I’m sitting at my desk acutely aware that in the last few hours, the only movement other than rattling a keyboard in front of two LCD monitors, was to make a mug of coffee. Looking to the right, a double-glazed window and a view of a grey concrete wall. To my left, the rest of the one-person cubicles that divide up the open plan office. The temperature is carefully controlled and has no relation to what is happening outside. Various surrounding conversations create a steady background of white noise that is difficult to escape (although pretending to be on a conference call and a selection of alt-country tracks being streamed provides an occasional diversion) – all in all, an unhealthy and unnatural environment to be stuck in.
But escape is possible!
Five o’clock …I grab the wee rucksack that has been sitting under the desk. Quick change out of the corporate uniform in the staff toilet with a quick sniff of the base layer and still unsure if it made the wash after the last adventure. Dress trousers and shoes replaced with my favourite shorts and a rather worn pair of fell shoes. Quick dash along Argyle Street to catch the train that will take me to the base of the Kilpatrick hills. Sitting surrounded by fellow commuters it is easy to wonder about their lives, heading home to loved ones glad to see them and a relaxing evening. I’m kind of envious but also in the knowledge that I tried that once, but it simply wasn’t sustainable. The daydreams continue until the train pulls into Kilpatrick station. Puffy jacket stuffed into the pack and eyes look upwards towards the Slacks – clear summits!
The first kilometre up the tarmac always hurts. Not steep enough to justify a walk but steep enough to get the heart rate up and breathing a tad on the desperate side. Over the cattle grid and onto the open hill, time for a walk break and to take note the studs on the fell shoes are blunter than optimal! At the gate time to pause, look back over the river Clyde and catch breath - the stresses of the day are somewhere far below. A walk / run / walk / run follows until I reach the trig point that marks the start of the ridgeline. The westerly wind dries the sweat and blows the beard over my shoulder. The gradient allows the stride length to increase, the perfect antidote to the hours of sitting earlier in the day.
At the far end of the ridge, time to stop and grab a photograph. Despite being stood there many times and having grabbed many photographs, every moment is different. Short sharp descent to the track that leads back to the station and a return to “normal” life.

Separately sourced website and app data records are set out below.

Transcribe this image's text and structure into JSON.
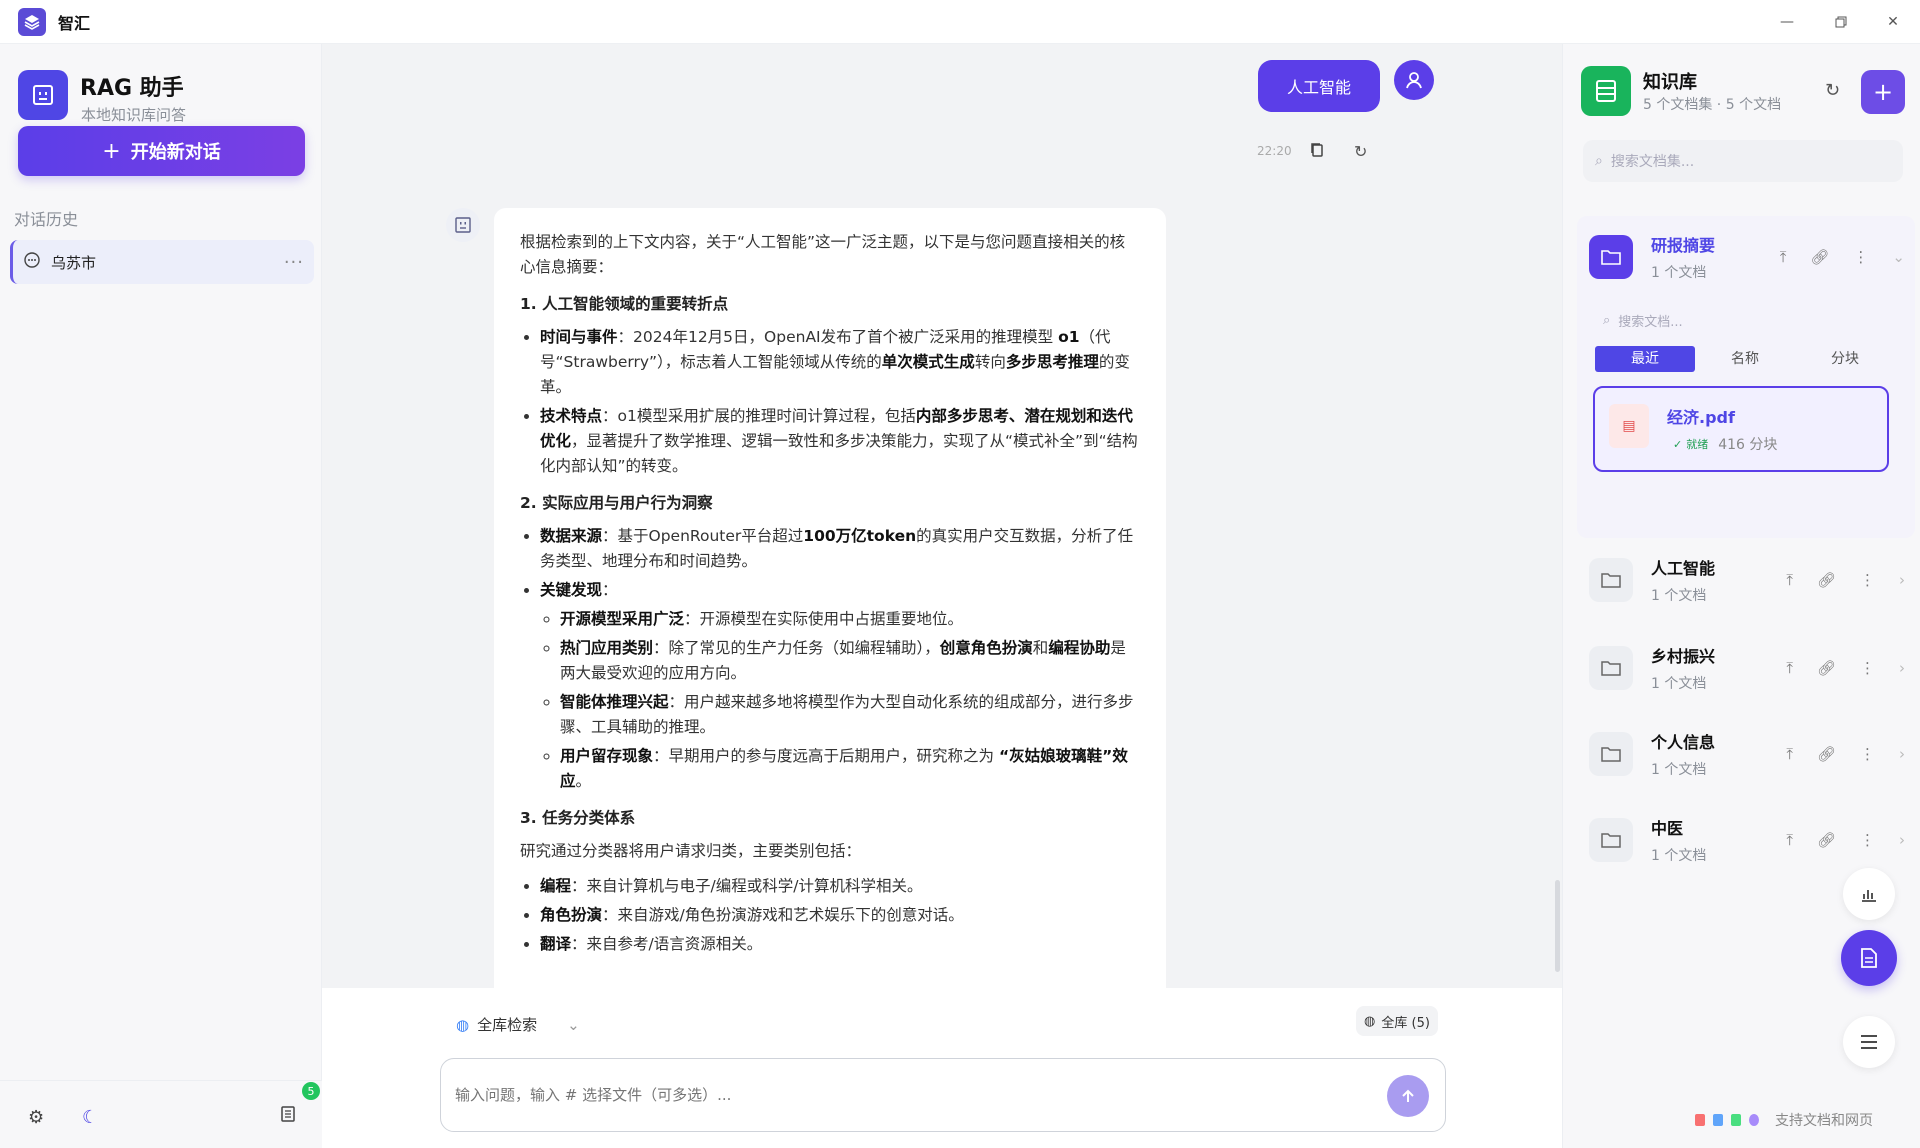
{
  "app": {
    "title": "智汇"
  },
  "sidebar": {
    "assistant_name": "RAG 助手",
    "assistant_sub": "本地知识库问答",
    "new_chat_label": "开始新对话",
    "history_label": "对话历史",
    "history": [
      {
        "title": "乌苏市"
      }
    ],
    "badge_count": "5"
  },
  "chat": {
    "user_message": "人工智能",
    "message_time": "22:20",
    "answer": {
      "intro": "根据检索到的上下文内容，关于“人工智能”这一广泛主题，以下是与您问题直接相关的核心信息摘要：",
      "s1_title": "1. 人工智能领域的重要转折点",
      "s1_i1_label": "时间与事件",
      "s1_i1_a": "：2024年12月5日，OpenAI发布了首个被广泛采用的推理模型 ",
      "s1_i1_b": "o1",
      "s1_i1_c": "（代号“Strawberry”），标志着人工智能领域从传统的",
      "s1_i1_d": "单次模式生成",
      "s1_i1_e": "转向",
      "s1_i1_f": "多步思考推理",
      "s1_i1_g": "的变革。",
      "s1_i2_label": "技术特点",
      "s1_i2_a": "：o1模型采用扩展的推理时间计算过程，包括",
      "s1_i2_b": "内部多步思考、潜在规划和迭代优化",
      "s1_i2_c": "，显著提升了数学推理、逻辑一致性和多步决策能力，实现了从“模式补全”到“结构化内部认知”的转变。",
      "s2_title": "2. 实际应用与用户行为洞察",
      "s2_i1_label": "数据来源",
      "s2_i1_a": "：基于OpenRouter平台超过",
      "s2_i1_b": "100万亿token",
      "s2_i1_c": "的真实用户交互数据，分析了任务类型、地理分布和时间趋势。",
      "s2_i2_label": "关键发现",
      "s2_i2_colon": "：",
      "s2_sub1_label": "开源模型采用广泛",
      "s2_sub1_text": "：开源模型在实际使用中占据重要地位。",
      "s2_sub2_label": "热门应用类别",
      "s2_sub2_a": "：除了常见的生产力任务（如编程辅助），",
      "s2_sub2_b": "创意角色扮演",
      "s2_sub2_c": "和",
      "s2_sub2_d": "编程协助",
      "s2_sub2_e": "是两大最受欢迎的应用方向。",
      "s2_sub3_label": "智能体推理兴起",
      "s2_sub3_text": "：用户越来越多地将模型作为大型自动化系统的组成部分，进行多步骤、工具辅助的推理。",
      "s2_sub4_label": "用户留存现象",
      "s2_sub4_a": "：早期用户的参与度远高于后期用户，研究称之为 ",
      "s2_sub4_b": "“灰姑娘玻璃鞋”效应",
      "s2_sub4_c": "。",
      "s3_title": "3. 任务分类体系",
      "s3_intro": "研究通过分类器将用户请求归类，主要类别包括：",
      "s3_i1_label": "编程",
      "s3_i1_text": "：来自计算机与电子/编程或科学/计算机科学相关。",
      "s3_i2_label": "角色扮演",
      "s3_i2_text": "：来自游戏/角色扮演游戏和艺术娱乐下的创意对话。",
      "s3_i3_label": "翻译",
      "s3_i3_text": "：来自参考/语言资源相关。"
    }
  },
  "composer": {
    "scope_label": "全库检索",
    "scope_pill": "全库 (5)",
    "placeholder": "输入问题，输入 # 选择文件（可多选）..."
  },
  "knowledge": {
    "title": "知识库",
    "subtitle": "5 个文档集 · 5 个文档",
    "search_placeholder": "搜索文档集...",
    "open_collection": {
      "name": "研报摘要",
      "count": "1 个文档",
      "doc_search_placeholder": "搜索文档...",
      "sort_tabs": [
        "最近",
        "名称",
        "分块"
      ],
      "document": {
        "name": "经济.pdf",
        "status": "就绪",
        "chunks": "416 分块"
      }
    },
    "collections": [
      {
        "name": "人工智能",
        "count": "1 个文档"
      },
      {
        "name": "乡村振兴",
        "count": "1 个文档"
      },
      {
        "name": "个人信息",
        "count": "1 个文档"
      },
      {
        "name": "中医",
        "count": "1 个文档"
      }
    ],
    "footer": "支持文档和网页"
  },
  "colors": {
    "accent": "#5b3ee8",
    "kb_green": "#19b45c",
    "ready_green": "#22a055"
  }
}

A bag of chips on the way home, sweaty shorts and top hung over the radiator (washing can wait until REALLY necessary) and a wee bit of reflection. Some struggle with the choices I sometimes make, but down through the years I’ve found getting outside pretty much the only way to stay healthy and sane. It comes at a cost mainly to those whose lives surround me but there really isn’t an alternative. My explanation of choice these days is simple:
“being on the hill, in the wild and lonely places makes me happy …and that is all I have to say about that”